The most respected world-wide resource on wine and spirits, Wine Enthusiast, awarded the Finger Lakes “2014 Wine Region of the Year.”


Background on the protests:


Protesters have been blocking the Crestwood gas storage facility gates since Thursday, October 23, including a rally with more than 200 people on Friday, October 24th. On Wednesday, October 29, Crestwood called the police and the first 10 protesters were arrested. Since then, protests have been ongoing, with more arrests each week. More information and pictures of the actions are available at www.WeAreSenecaLake.com.


The unified We Are Seneca Lake protests started on October 23rd because Friday, October 24th marked the day that major new construction on the gas storage facility was authorized to begin. The ongoing acts of civil disobedience come after the community pursued every possible avenue to stop the project and after being thwarted by an unacceptable process and denial of science. The protests are taking place at the gates of the Crestwood compressor station site on the shore of Seneca Lake, the largest of New York’s Finger Lakes.


The methane gas storage expansion project is advancing in the face of broad public opposition and unresolved questions about geological instabilities, fault lines, and possible salinization of the lake, which serves as a source of drinking water for 100,000 people. Crestwood has indicated that it intends to make Seneca Lake the gas storage and transportation hub for the northeast, as part of the gas industry’s planned expansion of infrastructure across the region.


*Note that the WE ARE SENECA LAKE protest is to stop the expansion of methane gas storage, a separate project from Crestwood’s proposed Liquefied Petroleum Gas (LPG) storage project, which is on hold pending a Department of Environmental Conservation Issues Conference on February 12.

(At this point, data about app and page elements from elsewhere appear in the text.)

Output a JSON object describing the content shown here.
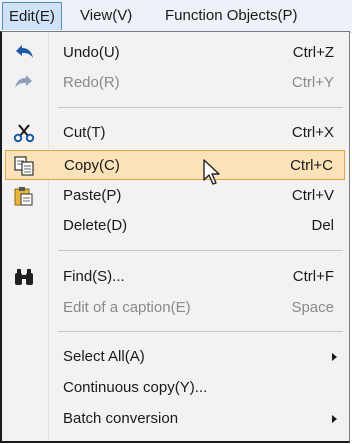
{
  "menubar": {
    "edit": "Edit(E)",
    "view": "View(V)",
    "function_objects": "Function Objects(P)"
  },
  "menu": {
    "items": [
      {
        "label": "Undo(U)",
        "shortcut": "Ctrl+Z",
        "icon": "undo-icon",
        "disabled": false
      },
      {
        "label": "Redo(R)",
        "shortcut": "Ctrl+Y",
        "icon": "redo-icon",
        "disabled": true
      },
      {
        "label": "Cut(T)",
        "shortcut": "Ctrl+X",
        "icon": "scissors-icon",
        "disabled": false
      },
      {
        "label": "Copy(C)",
        "shortcut": "Ctrl+C",
        "icon": "copy-icon",
        "disabled": false,
        "highlighted": true
      },
      {
        "label": "Paste(P)",
        "shortcut": "Ctrl+V",
        "icon": "paste-icon",
        "disabled": false
      },
      {
        "label": "Delete(D)",
        "shortcut": "Del",
        "icon": "",
        "disabled": false
      },
      {
        "label": "Find(S)...",
        "shortcut": "Ctrl+F",
        "icon": "binoculars-icon",
        "disabled": false
      },
      {
        "label": "Edit of a caption(E)",
        "shortcut": "Space",
        "icon": "",
        "disabled": true
      },
      {
        "label": "Select All(A)",
        "shortcut": "",
        "icon": "",
        "submenu": true
      },
      {
        "label": "Continuous copy(Y)...",
        "shortcut": "",
        "icon": ""
      },
      {
        "label": "Batch conversion",
        "shortcut": "",
        "icon": "",
        "submenu": true
      }
    ]
  },
  "colors": {
    "highlight_bg": "#fbe2b8",
    "highlight_border": "#e0a64a",
    "menubar_active": "#cfe2f6"
  }
}
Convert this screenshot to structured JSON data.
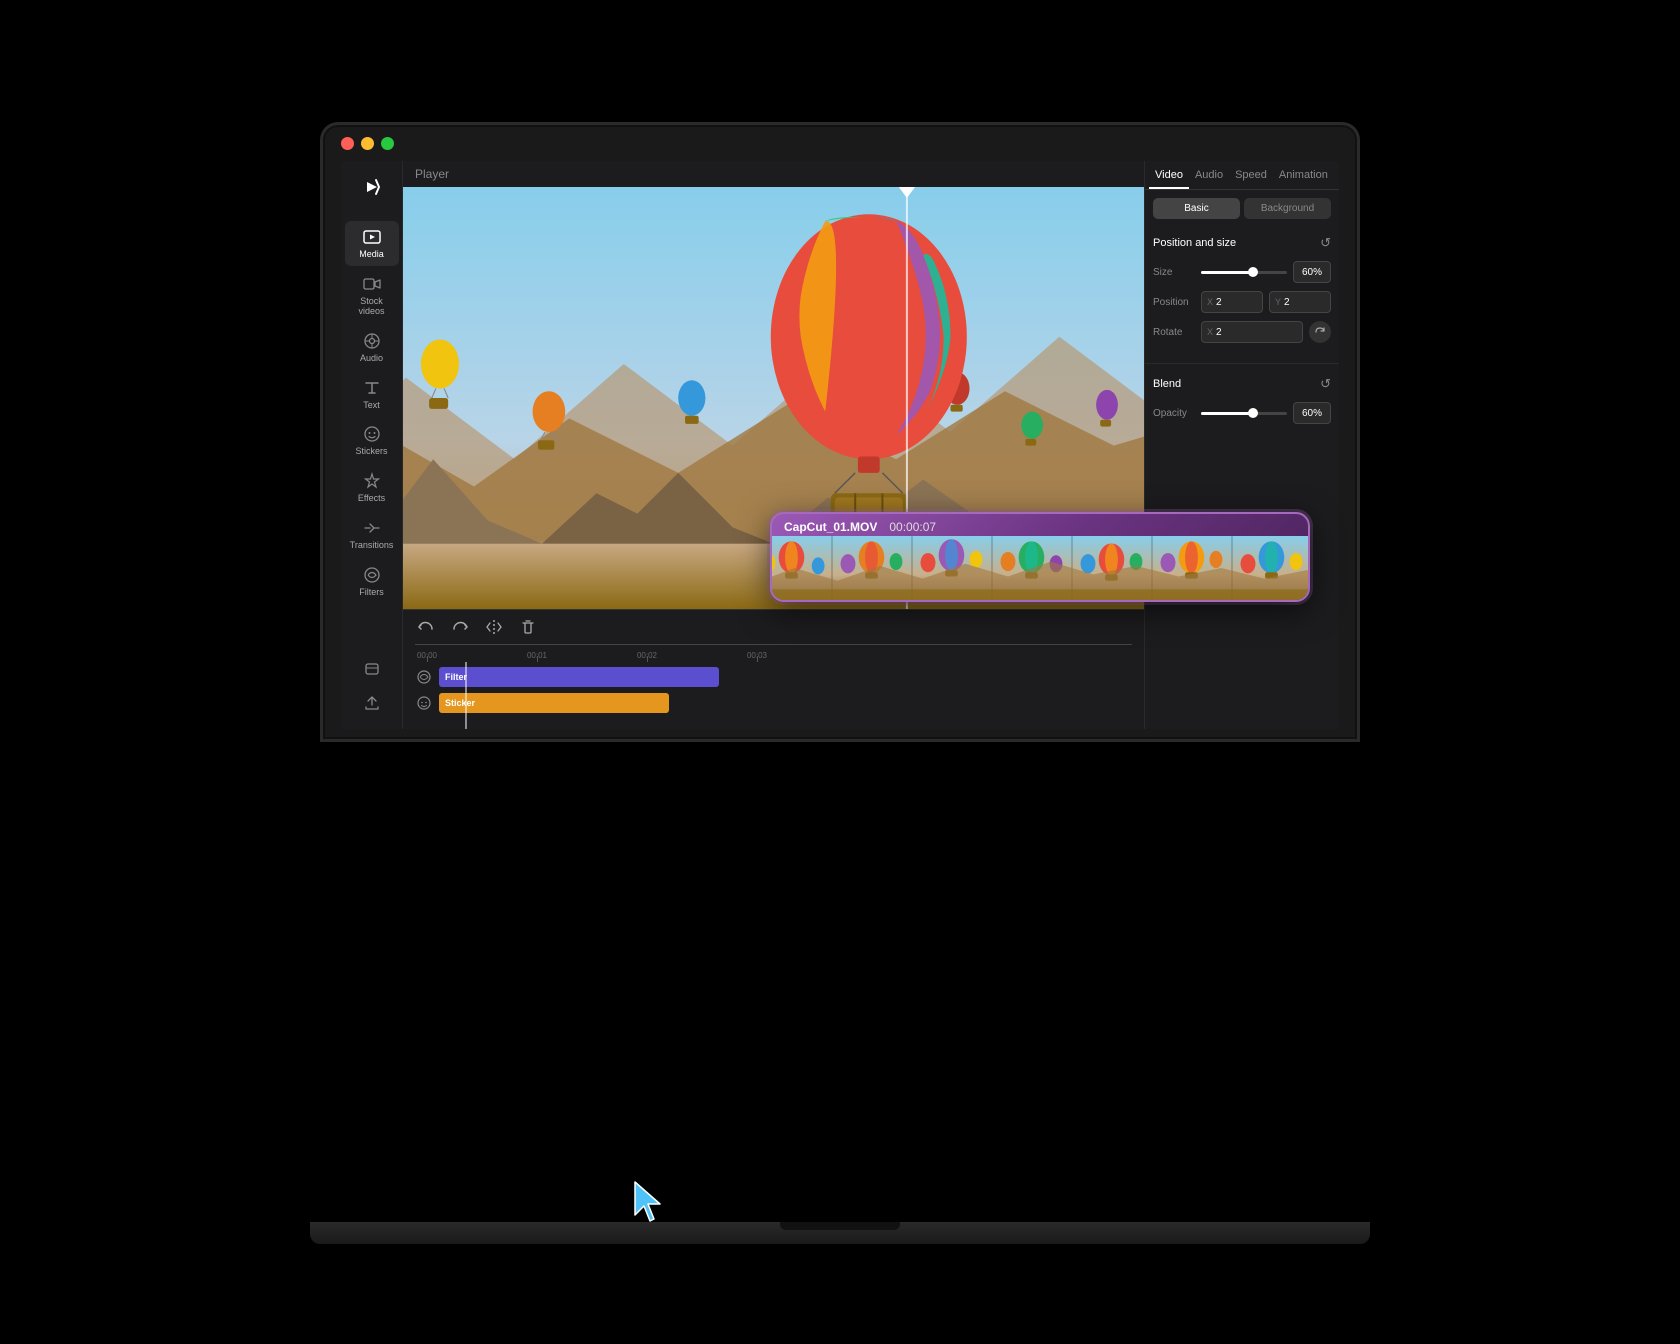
{
  "app": {
    "title": "CapCut",
    "logo_label": "CapCut logo"
  },
  "window": {
    "traffic_lights": {
      "red": "#ff5f57",
      "yellow": "#febc2e",
      "green": "#28c840"
    }
  },
  "sidebar": {
    "items": [
      {
        "id": "media",
        "label": "Media",
        "active": true
      },
      {
        "id": "stock-videos",
        "label": "Stock videos",
        "active": false
      },
      {
        "id": "audio",
        "label": "Audio",
        "active": false
      },
      {
        "id": "text",
        "label": "Text",
        "active": false
      },
      {
        "id": "stickers",
        "label": "Stickers",
        "active": false
      },
      {
        "id": "effects",
        "label": "Effects",
        "active": false
      },
      {
        "id": "transitions",
        "label": "Transitions",
        "active": false
      },
      {
        "id": "filters",
        "label": "Filters",
        "active": false
      }
    ]
  },
  "player": {
    "label": "Player"
  },
  "right_panel": {
    "tabs": [
      "Video",
      "Audio",
      "Speed",
      "Animation"
    ],
    "active_tab": "Video",
    "subtabs": [
      "Basic",
      "Background"
    ],
    "active_subtab": "Basic",
    "position_size": {
      "title": "Position and size",
      "size_label": "Size",
      "size_value": "60%",
      "position_label": "Position",
      "pos_x_label": "X",
      "pos_x_value": "2",
      "pos_y_label": "Y",
      "pos_y_value": "2",
      "rotate_label": "Rotate",
      "rotate_x_label": "X",
      "rotate_x_value": "2"
    },
    "blend": {
      "title": "Blend",
      "opacity_label": "Opacity",
      "opacity_value": "60%"
    }
  },
  "timeline": {
    "ruler_marks": [
      "00:00",
      "00:01",
      "00:02",
      "00:03"
    ],
    "tracks": [
      {
        "id": "filter",
        "label": "Filter",
        "color": "#5b4fcf"
      },
      {
        "id": "sticker",
        "label": "Sticker",
        "color": "#e5961e"
      }
    ],
    "buttons": [
      "undo",
      "redo",
      "split",
      "delete"
    ]
  },
  "floating_timeline": {
    "filename": "CapCut_01.MOV",
    "timecode": "00:00:07"
  },
  "colors": {
    "bg": "#1c1c1e",
    "sidebar_bg": "#1c1c1e",
    "panel_bg": "#1c1c1e",
    "accent_purple": "#5b4fcf",
    "accent_orange": "#e5961e",
    "floating_border": "#a569bd"
  }
}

As they have for a long time, the protesters are continuing to call on President Obama, U.S. Senators Schumer and Gillibrand, Governor Cuomo, and Congressman Reed to intervene on behalf of the community and halt the dangerous project. In spite of overwhelming opposition, grave geological and public health concerns, Crestwood has federal approval to move forward with plans to store highly pressurized, explosive gas in abandoned salt caverns on the west side of Seneca Lake. While the New York State Department of Environmental Conservation (DEC) has temporarily halted plans to stockpile propane and butane (LPG) in nearby caverns—out of ongoing concerns for safety, health, and the environment—Crestwood is actively constructing infrastructure for the storage of two billion cubic feet of methane (natural gas), with the blessing of the Federal Energy Regulatory Commission (FERC).


More background, including about the broad extent of the opposition from hundreds of wineries and more than a dozen local municipalities, is available on the We Are Seneca Lake website at http://www.wearesenecalake.com/press-kit/.

 Posted by at 11:27 am